Tea Board sets up a committee to investigate deteriorating quality of green tea leaves

At the time he was an Indian tea industryparticularly small tea growers (STG), were grappling with the issue of rising costs outweighing price perception, the Indian Tea Board set up a committee to examine the reasons behind the declining quality of green tea leaves.

STG accounts for approximately 52 percent of the country’s annual tea production which is estimated at more than 1,300 million kg.

The Tea Board said in a recent bulletin that the committee, which will be made up of representatives from purchased leaf mills, estate mills and STGs, will study the issues of all tea-growing regions in the country and “come to a just and equitable solution”. .

“This refers to the deliberations that took place at the 248th meeting of the Board of Directors regarding the formation of a committee… to carry out a thorough examination of the reasons behind the deterioration of green tea leaf quality day by day, and thus suggest the necessary measures to be taken in order to improve the quality of the green leaf.”

The committee will be required to investigate the matter and submit its report including observations, suggestions or recommendations to the Tea Board within three months.

Unsustainable prices

STG sells green tea leaves at prices below their cost of production which makes them unviable for operations. Despite the drop in production, industry insiders worry that prices could drop further if production picks up during the monsoon.

“STG is fetching an average price of around ₹14-18/kg for tea leaves this year as opposed to ₹33-35/kg during a normal year. The average production cost is close to ₹20/kg. We are afraid that if this is the situation in crops with The second flow, then what will happen in the rain flow when the production increases,” Bijoygopal Chakraborty, President of the Federation of Young Indian Tea Growers, said. business line.

weather conditions

Unfavorable weather conditions in several tea-growing enclaves in Dooars and Darjeeling have adversely affected the new tea season 2023 in West Bengal.

The region has been going through a period of severe financial crisis over the past few years with tea prices unable to keep up with the rising cost of production.

Although official Tea Board data for March is awaiting, according to available ITA membership yield data, Darjeeling’s yield is estimated to have fallen by 39 percent in March. Crop declines have also been reported in several pockets in the Dooars area.

Reports of widespread hail damage to second-flow crops have been received across many gardens in North Bengal. The second crop is estimated to flow 30-35 per cent lower in West Bengal this year.
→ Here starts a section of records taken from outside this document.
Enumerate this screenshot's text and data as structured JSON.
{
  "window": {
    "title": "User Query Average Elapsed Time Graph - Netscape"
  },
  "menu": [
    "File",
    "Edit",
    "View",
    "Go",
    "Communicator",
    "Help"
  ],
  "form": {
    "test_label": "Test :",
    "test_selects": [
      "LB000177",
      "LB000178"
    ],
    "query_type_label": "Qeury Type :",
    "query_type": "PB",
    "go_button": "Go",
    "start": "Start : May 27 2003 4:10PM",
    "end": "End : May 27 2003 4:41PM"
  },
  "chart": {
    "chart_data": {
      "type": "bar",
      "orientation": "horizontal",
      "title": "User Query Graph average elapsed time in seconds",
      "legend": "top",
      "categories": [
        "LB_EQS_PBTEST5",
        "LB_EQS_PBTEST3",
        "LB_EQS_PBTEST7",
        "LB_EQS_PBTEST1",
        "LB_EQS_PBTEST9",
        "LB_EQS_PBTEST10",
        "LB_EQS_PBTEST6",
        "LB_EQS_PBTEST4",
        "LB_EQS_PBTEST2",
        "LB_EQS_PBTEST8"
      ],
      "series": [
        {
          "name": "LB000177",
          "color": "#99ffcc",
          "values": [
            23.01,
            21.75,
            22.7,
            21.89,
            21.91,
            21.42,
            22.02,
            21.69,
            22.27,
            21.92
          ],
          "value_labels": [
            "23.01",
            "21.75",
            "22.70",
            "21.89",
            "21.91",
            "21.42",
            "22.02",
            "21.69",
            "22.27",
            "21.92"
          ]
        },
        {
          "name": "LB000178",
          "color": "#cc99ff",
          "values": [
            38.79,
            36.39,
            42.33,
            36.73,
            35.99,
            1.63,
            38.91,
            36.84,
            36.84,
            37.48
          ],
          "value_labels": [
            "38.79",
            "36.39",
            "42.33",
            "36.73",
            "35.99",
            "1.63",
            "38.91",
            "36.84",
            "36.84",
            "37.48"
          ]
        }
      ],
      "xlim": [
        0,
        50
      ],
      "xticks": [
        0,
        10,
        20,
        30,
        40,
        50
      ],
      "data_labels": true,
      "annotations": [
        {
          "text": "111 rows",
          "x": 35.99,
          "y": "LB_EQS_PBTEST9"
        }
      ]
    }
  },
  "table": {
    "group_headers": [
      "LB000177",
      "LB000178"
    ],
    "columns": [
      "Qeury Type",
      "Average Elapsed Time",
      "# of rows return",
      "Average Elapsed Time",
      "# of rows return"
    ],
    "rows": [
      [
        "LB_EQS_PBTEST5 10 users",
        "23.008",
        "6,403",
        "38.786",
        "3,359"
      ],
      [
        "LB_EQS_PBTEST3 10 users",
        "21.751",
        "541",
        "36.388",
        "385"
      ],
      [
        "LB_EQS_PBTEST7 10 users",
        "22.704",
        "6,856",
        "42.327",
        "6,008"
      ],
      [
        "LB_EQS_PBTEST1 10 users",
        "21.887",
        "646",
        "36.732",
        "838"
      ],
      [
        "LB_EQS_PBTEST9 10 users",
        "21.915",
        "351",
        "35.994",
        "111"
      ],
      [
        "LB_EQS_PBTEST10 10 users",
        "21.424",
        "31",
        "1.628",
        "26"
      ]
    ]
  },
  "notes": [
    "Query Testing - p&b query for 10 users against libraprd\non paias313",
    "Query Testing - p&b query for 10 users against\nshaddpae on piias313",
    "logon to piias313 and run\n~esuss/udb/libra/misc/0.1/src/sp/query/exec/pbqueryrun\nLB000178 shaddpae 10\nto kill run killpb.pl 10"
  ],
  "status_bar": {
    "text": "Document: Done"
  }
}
Bad weather conditions also made farms more vulnerable to pest attacks which further increased farming costs.

West Bengal tea prices have grown since 2014 at a compound annual growth rate of only about 4 per cent while costs of vital inputs like coal, gas, MOP, sulfur etc. have grown at a compound annual growth rate of 9-12 per cent over the same period, which is a recent rate . A report from the Indian Tea Association said.

A senior industry official said that the tea industry is also largely dominated by two large buyers and their aggressive marketing and pricing strategy influences sentiment and prices.

Chakraborty said that, therefore, there is an urgent need to introduce a minimum price for green leaf (paid to STG) and tea making (paid to tea producers) linked to the cost of production to overcome the crisis.